## Exercise
In the entries below, identify every line with the string "nose" and copy it.

### Information given

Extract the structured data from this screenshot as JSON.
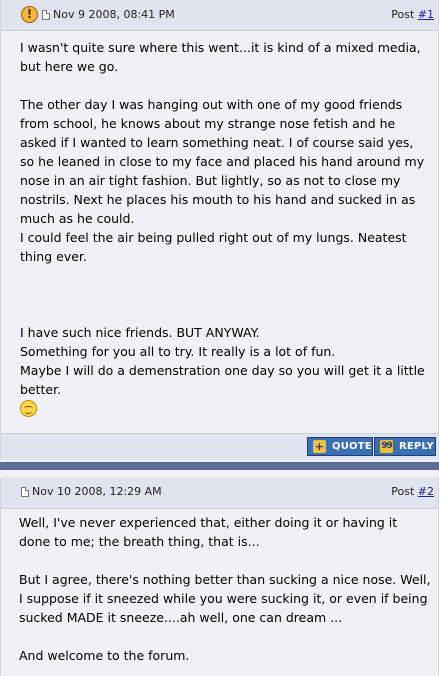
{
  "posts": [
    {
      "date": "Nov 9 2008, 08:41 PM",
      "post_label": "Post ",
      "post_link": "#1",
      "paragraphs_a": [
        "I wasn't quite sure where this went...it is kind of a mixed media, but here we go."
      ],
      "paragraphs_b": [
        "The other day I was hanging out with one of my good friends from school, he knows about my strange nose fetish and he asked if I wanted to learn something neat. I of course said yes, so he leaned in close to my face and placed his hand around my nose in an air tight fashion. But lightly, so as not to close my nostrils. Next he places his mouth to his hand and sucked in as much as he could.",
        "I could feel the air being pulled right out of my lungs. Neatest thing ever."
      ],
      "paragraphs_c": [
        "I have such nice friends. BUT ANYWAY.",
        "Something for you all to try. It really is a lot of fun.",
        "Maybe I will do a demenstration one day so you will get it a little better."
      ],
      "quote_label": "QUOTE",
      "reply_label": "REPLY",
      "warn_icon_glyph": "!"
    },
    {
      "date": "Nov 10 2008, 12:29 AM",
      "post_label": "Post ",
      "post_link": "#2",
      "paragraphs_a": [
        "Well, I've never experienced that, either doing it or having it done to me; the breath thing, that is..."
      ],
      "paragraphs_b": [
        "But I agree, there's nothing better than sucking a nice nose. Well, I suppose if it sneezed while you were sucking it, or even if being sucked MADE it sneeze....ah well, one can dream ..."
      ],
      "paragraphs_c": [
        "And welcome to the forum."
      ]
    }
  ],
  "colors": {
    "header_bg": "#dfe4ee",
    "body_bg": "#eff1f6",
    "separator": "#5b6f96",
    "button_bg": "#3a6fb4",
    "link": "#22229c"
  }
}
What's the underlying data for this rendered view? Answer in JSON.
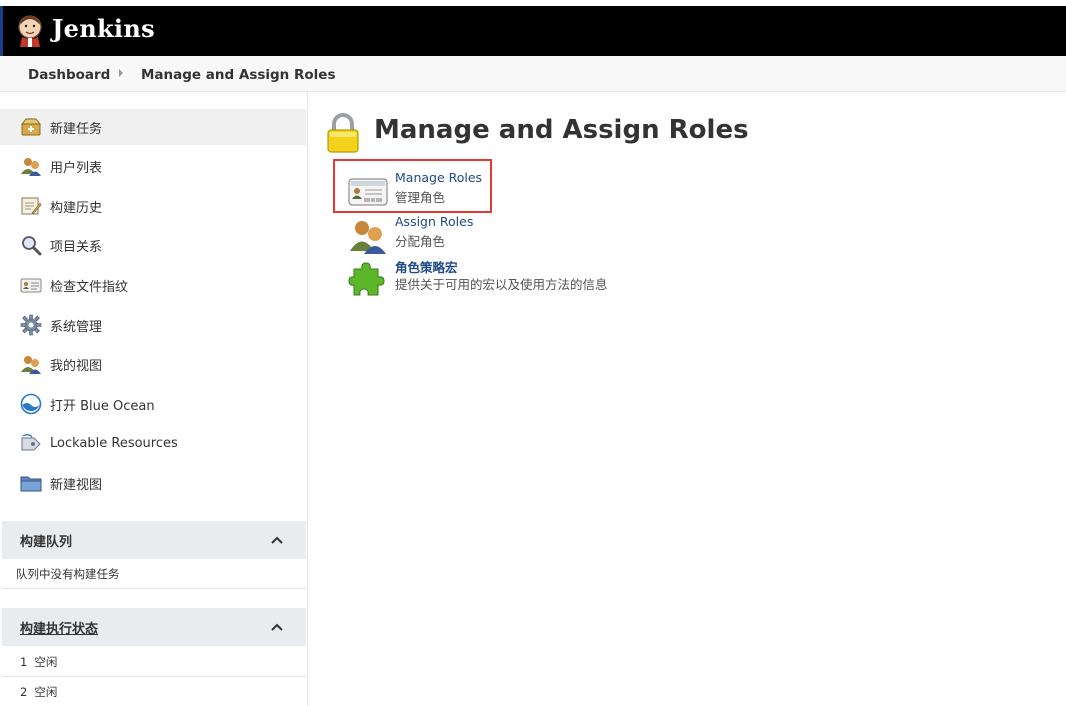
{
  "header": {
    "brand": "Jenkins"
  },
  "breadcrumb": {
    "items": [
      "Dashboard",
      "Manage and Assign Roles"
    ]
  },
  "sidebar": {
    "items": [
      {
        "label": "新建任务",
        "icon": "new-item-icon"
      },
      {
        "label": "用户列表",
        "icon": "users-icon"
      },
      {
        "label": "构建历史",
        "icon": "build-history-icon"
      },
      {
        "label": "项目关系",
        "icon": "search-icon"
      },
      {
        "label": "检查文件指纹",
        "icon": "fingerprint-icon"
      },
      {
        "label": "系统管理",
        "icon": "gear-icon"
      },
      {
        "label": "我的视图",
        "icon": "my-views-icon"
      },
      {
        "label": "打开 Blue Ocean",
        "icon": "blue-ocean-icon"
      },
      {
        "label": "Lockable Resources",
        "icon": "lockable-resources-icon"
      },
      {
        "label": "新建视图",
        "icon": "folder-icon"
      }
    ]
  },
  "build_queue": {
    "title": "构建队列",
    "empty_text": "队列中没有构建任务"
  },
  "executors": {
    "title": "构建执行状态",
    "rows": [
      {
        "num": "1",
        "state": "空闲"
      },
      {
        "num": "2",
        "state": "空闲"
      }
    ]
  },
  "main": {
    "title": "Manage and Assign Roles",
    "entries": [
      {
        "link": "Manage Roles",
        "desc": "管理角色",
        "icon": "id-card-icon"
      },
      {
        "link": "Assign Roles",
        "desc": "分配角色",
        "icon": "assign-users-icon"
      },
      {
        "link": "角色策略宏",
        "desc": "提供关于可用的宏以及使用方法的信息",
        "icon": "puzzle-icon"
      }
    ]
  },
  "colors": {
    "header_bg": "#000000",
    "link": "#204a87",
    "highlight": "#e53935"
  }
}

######
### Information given

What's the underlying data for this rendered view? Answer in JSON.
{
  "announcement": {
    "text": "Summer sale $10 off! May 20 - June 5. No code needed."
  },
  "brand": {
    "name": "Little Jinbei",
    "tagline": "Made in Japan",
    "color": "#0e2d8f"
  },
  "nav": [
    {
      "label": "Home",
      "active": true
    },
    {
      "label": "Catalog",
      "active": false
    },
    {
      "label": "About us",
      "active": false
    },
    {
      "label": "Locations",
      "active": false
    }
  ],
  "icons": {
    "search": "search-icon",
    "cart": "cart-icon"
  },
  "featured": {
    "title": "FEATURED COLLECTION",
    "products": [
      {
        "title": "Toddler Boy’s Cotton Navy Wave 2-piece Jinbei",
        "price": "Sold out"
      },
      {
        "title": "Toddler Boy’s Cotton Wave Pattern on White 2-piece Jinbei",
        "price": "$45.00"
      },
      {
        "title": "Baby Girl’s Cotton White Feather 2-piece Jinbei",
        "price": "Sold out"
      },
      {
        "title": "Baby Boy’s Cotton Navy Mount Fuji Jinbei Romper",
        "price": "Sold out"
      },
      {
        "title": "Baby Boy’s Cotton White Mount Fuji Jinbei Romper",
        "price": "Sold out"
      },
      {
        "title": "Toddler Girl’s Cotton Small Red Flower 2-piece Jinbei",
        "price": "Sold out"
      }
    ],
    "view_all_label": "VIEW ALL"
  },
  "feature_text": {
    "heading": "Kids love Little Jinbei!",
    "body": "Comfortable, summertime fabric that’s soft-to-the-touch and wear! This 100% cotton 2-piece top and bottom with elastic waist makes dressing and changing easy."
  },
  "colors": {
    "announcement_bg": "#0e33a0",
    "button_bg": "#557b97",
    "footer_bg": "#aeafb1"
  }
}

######
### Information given

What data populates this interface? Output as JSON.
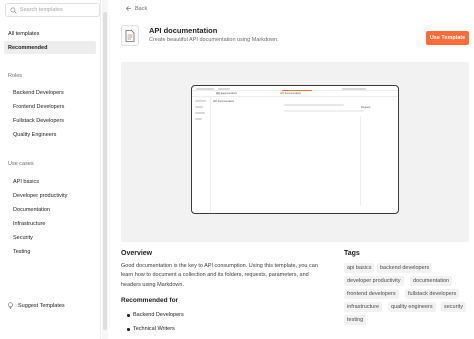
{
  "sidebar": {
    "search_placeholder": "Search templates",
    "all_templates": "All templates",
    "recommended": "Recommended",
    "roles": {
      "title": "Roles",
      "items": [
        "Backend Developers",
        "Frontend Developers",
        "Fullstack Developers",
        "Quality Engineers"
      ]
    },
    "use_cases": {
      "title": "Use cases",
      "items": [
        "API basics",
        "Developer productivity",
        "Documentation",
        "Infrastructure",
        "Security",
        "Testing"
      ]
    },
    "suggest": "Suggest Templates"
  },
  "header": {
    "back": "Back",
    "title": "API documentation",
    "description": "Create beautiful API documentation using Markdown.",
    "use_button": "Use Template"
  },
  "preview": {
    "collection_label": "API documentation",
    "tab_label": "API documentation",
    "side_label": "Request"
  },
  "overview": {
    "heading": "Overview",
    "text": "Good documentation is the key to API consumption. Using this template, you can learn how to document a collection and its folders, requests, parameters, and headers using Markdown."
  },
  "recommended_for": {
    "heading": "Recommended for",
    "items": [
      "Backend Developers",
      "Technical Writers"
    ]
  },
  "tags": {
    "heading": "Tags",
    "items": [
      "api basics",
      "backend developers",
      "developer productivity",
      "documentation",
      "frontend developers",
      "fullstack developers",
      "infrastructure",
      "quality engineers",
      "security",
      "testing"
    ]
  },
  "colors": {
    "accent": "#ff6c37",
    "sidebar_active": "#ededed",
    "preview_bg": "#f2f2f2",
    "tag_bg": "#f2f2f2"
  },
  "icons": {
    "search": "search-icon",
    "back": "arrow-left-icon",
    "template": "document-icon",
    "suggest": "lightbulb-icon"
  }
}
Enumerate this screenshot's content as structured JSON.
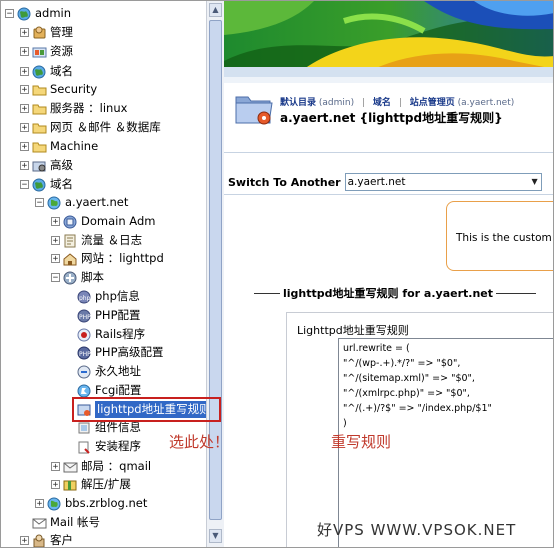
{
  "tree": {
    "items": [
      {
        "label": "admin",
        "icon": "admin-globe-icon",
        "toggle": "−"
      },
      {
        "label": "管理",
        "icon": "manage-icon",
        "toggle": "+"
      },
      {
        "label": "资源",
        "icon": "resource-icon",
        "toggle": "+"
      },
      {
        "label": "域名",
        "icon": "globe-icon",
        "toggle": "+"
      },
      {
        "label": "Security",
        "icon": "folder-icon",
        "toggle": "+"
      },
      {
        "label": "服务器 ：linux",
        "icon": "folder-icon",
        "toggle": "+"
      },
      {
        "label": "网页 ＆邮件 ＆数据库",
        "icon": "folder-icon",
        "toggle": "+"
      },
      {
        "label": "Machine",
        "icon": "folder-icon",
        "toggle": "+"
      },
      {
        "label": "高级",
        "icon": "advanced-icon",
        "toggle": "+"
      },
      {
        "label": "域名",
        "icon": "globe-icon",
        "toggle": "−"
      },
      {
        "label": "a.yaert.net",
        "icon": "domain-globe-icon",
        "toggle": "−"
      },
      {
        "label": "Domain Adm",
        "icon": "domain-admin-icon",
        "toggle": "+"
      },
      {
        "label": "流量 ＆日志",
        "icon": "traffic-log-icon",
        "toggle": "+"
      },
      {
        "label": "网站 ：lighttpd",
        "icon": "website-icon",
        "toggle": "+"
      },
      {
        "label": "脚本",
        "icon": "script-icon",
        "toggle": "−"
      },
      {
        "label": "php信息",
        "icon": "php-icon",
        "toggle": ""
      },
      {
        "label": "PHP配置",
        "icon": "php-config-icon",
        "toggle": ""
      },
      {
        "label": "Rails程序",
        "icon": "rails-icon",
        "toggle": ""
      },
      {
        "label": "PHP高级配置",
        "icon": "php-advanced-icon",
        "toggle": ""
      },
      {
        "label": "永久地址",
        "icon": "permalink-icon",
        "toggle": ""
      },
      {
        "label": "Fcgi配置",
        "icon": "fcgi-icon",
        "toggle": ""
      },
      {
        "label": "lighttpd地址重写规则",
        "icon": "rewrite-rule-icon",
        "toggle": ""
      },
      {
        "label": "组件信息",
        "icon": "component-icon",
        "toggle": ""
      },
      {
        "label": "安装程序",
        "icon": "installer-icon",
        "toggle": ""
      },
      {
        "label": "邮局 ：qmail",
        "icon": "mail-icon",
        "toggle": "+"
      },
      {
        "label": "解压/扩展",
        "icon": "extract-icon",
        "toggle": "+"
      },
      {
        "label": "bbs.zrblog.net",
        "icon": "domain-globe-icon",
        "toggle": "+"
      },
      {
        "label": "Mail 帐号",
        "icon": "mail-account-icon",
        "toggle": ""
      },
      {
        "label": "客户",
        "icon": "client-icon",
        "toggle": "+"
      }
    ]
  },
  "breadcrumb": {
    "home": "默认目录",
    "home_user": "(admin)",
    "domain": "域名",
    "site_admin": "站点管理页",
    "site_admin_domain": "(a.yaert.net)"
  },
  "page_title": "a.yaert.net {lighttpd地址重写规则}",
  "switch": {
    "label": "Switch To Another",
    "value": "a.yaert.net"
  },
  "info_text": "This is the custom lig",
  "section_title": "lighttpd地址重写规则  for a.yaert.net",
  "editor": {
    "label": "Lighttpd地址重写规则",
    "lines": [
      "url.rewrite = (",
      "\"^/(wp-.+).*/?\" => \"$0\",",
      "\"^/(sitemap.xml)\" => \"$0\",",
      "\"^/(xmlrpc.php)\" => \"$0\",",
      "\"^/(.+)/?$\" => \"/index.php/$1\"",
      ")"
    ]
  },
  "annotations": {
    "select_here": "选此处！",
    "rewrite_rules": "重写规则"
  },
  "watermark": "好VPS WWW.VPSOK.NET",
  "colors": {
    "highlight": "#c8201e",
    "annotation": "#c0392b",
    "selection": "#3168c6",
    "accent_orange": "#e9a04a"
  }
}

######

## Task answer
        "The other day I was hanging out with one of my good friends from school, he knows about my strange nose fetish and he asked if I wanted to learn something neat. I of course said yes, so he leaned in close to my face and placed his hand around my nose in an air tight fashion. But lightly, so as not to close my nostrils. Next he places his mouth to his hand and sucked in as much as he could.",
        "But I agree, there's nothing better than sucking a nice nose. Well, I suppose if it sneezed while you were sucking it, or even if being sucked MADE it sneeze....ah well, one can dream ..."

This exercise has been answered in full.